I find one of the great things about To Do lists is being able to check things off when they’re finished. It gives me such a sense of satisfaction to know that I’ve actually accomplished something. My To Do list, with all of its checked off items, is proof of my productivity.
But lately I’ve become aware of something: To Do lists have a shadow side. They encourage me to get things done rather than actually do them. Let me explain.
When I’m doing something just to get it done, I’m not really doing it. I’m not stepping into the moment and relating to whatever I’m doing as I’m doing it. I am not in an I-Thou relationship with the people I’m with, or the objects I’m touching.

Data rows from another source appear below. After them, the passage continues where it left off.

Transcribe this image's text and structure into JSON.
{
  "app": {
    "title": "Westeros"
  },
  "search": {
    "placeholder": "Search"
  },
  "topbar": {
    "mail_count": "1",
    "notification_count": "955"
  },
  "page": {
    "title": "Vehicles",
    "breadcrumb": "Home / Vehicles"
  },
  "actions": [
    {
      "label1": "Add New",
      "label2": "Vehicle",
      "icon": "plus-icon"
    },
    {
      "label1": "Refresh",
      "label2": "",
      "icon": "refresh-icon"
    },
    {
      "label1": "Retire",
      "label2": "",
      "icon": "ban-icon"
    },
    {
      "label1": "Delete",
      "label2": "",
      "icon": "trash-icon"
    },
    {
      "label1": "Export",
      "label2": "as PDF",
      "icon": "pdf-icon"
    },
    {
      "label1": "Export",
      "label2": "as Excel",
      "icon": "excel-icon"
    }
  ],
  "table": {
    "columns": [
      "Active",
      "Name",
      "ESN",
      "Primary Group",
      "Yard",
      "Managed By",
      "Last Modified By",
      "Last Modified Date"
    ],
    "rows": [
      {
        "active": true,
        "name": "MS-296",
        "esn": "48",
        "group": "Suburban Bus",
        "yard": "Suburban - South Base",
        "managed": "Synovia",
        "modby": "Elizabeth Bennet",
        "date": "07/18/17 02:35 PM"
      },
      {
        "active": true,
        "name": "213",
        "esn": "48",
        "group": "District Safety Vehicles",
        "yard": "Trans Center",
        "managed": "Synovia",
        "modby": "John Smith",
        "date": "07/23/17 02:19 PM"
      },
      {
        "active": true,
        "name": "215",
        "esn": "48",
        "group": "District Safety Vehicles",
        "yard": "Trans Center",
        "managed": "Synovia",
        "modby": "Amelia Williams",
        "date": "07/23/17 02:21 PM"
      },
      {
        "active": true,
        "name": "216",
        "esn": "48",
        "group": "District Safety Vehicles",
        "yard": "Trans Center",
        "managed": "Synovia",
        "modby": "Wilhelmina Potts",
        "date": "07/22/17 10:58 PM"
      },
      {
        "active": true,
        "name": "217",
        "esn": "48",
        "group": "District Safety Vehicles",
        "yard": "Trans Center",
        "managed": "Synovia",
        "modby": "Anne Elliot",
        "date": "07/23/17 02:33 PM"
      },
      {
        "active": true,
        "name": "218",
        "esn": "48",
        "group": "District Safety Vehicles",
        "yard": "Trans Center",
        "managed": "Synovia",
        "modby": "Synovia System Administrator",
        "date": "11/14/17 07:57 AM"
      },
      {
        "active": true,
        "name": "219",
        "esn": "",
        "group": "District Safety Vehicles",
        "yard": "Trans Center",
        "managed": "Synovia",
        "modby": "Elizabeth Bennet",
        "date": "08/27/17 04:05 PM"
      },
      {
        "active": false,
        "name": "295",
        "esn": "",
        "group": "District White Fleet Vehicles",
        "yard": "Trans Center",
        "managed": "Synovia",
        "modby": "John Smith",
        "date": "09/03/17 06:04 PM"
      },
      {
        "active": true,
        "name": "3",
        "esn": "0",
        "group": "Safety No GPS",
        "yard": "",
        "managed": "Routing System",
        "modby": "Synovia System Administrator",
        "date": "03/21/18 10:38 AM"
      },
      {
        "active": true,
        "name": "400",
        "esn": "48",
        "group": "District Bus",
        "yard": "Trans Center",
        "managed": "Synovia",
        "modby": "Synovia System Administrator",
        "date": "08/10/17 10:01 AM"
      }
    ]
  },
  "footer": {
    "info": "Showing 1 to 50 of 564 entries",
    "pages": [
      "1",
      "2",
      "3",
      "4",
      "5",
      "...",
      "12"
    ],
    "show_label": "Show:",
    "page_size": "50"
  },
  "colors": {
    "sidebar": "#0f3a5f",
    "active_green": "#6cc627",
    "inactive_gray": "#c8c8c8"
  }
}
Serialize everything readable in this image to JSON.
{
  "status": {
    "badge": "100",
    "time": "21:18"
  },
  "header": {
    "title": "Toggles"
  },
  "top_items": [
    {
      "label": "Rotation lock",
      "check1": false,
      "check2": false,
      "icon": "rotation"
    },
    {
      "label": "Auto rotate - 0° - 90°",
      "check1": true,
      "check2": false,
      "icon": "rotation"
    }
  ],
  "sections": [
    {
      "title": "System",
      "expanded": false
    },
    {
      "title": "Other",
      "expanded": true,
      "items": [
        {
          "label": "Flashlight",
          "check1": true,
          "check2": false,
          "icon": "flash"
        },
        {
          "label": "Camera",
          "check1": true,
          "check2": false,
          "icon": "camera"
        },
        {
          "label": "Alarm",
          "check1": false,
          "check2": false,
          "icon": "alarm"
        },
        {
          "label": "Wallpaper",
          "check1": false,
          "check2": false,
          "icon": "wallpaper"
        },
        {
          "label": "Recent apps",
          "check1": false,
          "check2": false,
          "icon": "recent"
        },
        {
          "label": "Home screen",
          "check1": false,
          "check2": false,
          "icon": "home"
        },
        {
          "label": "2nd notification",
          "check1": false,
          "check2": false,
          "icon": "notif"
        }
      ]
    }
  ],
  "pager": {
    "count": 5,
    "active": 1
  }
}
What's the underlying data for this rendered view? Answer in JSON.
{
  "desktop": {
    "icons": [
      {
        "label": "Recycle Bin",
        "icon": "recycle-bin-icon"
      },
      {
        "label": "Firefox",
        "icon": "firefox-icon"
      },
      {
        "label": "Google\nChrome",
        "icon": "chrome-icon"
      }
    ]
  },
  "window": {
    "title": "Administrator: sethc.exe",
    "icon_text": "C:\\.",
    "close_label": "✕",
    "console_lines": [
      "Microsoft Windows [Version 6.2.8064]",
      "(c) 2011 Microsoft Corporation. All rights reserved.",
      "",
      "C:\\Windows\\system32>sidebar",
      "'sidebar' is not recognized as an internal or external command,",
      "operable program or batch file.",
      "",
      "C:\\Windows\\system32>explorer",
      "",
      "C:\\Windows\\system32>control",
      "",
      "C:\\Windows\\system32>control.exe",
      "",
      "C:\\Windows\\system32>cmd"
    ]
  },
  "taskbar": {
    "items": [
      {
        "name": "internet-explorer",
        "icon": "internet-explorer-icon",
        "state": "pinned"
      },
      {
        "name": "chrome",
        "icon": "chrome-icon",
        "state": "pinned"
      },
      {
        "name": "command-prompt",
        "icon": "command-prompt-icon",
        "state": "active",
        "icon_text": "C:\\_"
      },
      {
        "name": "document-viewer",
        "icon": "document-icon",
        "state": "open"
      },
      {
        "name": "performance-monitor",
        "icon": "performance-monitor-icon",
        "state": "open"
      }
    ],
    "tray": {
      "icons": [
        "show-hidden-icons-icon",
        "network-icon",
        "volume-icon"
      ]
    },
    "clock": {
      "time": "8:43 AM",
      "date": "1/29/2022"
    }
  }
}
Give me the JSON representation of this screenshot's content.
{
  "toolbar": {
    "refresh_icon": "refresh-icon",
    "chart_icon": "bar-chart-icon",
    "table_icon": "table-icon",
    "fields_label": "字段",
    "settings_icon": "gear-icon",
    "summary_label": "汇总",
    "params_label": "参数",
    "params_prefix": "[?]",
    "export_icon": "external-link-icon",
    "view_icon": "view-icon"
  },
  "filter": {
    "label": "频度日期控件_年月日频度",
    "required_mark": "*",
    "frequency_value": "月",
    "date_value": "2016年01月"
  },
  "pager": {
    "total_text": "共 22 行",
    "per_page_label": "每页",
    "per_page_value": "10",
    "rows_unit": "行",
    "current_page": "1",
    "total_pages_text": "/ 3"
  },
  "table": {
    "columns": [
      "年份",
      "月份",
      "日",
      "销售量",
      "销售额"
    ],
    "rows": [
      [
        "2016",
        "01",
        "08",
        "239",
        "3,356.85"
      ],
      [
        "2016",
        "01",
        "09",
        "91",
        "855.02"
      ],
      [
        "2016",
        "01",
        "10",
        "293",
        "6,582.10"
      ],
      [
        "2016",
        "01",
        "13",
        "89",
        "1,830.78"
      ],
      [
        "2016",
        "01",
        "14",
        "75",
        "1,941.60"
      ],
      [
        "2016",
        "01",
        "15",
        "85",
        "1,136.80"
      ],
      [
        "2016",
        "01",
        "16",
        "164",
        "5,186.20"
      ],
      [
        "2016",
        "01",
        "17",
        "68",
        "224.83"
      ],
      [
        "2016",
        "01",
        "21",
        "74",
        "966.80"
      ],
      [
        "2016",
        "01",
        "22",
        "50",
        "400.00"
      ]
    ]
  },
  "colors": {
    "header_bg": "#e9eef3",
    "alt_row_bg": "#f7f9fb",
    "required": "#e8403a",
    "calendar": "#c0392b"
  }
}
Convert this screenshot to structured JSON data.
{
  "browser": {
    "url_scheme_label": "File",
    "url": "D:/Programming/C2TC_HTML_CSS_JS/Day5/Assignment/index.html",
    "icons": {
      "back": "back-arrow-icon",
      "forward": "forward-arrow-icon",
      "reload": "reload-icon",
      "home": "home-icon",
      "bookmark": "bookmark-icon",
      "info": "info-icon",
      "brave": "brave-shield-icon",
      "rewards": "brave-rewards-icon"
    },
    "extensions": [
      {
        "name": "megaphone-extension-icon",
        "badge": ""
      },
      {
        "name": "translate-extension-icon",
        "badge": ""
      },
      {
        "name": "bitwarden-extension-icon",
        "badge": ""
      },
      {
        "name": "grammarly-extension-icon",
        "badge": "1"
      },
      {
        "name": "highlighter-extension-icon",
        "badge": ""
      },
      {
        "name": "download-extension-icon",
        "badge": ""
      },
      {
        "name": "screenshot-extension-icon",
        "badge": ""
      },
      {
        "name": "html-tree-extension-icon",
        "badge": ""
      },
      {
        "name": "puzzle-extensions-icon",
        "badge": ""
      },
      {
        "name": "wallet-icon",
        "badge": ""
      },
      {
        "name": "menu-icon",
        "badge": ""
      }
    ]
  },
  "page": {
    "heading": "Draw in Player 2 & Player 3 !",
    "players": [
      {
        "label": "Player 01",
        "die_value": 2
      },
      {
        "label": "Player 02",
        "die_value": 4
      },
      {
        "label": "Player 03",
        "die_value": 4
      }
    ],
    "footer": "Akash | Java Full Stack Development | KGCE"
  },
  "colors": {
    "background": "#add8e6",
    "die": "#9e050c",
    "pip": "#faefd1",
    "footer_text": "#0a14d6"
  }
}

When I’m focused on checking things off my To Do list, I’m not living my day. I’m just getting it done.
I’ve noticed something else: when I’m trying to get something done, I start feeling agitated, irritated, bored. These feelings are signals for me to wake up, bring myself back to the moment, and actually do what I am doing.
Here’s an example.
Kip and I garden, and August is a month that demands a lot when you grow your own food. It’s the time of year when you’ve got pounds and pounds of potatoes, pounds and pounds of tomatoes, pounds and pounds of carrots, and you’ve got to do something with all that abundance. You’ve got to cook it, can it, freeze it, use it, or you’ll lose it.
So one day not too long ago I pulled out the heavy bag of carrots I’d harvested, and I started to make a big pot of spiced carrot soup. I figured we’d eat some of it right away, and the rest I’d freeze for one of those winter days when I don’t want to cook.
So I began chopping and sauteing onions, peeling and chopping carrots, tossing all of it and the spices into a big pot, along with some stock, and I let it simmer for a while. When it was ready, I pulled out my hand blender and started pureeing.
And that’s when I noticed it. I wasn’t enjoying making the soup. I was just getting it done—and feeling irritated that I had to do it.
That was my wake-up call. I started doing what I was doing. I let myself drop into the timelessness of the moment, and I beheld the most amazing thing.
The blender, its blades whirring just beneath the surface, was creating a vortex of the most astounding patterns. The chunks of carrots and onion got smaller and smaller, until they had combined into a velvety, gurgling current swirling gracefully within the shiny stainless steel pot.
It was magical. I was filled with wonder at such physical marvels and overcome with gratitude for Earth’s plenty.
Can you believe I almost missed it?
I know this: when I actually do what I’m doing, when I sink into the pure experience of it, when I let myself truly relate to the moment at hand, I come alive.
I’m no longer an automaton going about her daily tasks. My “tasks” become spiritual portals—blessed opportunities to delight in life’s simple mysteries.
I enter what Buddhists call beginner’s mind, that state of awareness and engagement that is filled with the wonder of experiencing life anew in each moment.
What I’d like to do is let my To Do list become an aid, rather than a hindrance, to my spiritual practice. I’d like to use it as a tool to help me stay awake to my life by posing the question, whenever I check something off the list, did I actually do this thing? Or did I settle for just getting it done?
It might be one of the most important questions any of us can ask, because there’s a huge difference between the two. It’s the difference between missing our experiences or living them. Just between you and me, I’d rather not get to the end of my days and have the painful realization that I didn’t actually live my life. I just got it done.